## Instructions to follow:
In the entries below, identify every line with the string "site" and copy it.

##### Provided material

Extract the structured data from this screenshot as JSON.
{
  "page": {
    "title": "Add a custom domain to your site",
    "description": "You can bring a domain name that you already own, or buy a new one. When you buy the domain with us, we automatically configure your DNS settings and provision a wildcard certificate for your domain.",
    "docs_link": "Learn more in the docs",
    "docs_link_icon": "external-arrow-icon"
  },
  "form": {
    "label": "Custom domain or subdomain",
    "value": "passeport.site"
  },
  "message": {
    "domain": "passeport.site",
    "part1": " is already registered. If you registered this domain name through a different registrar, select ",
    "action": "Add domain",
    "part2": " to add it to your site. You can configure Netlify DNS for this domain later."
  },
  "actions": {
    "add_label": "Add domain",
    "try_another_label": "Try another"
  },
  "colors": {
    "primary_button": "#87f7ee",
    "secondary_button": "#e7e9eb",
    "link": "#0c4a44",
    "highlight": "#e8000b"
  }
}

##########

## Reply to the task:
    "title": "Add a custom domain to your site",
    "value": "passeport.site"
    "domain": "passeport.site",
    "part2": " to add it to your site. You can configure Netlify DNS for this domain later."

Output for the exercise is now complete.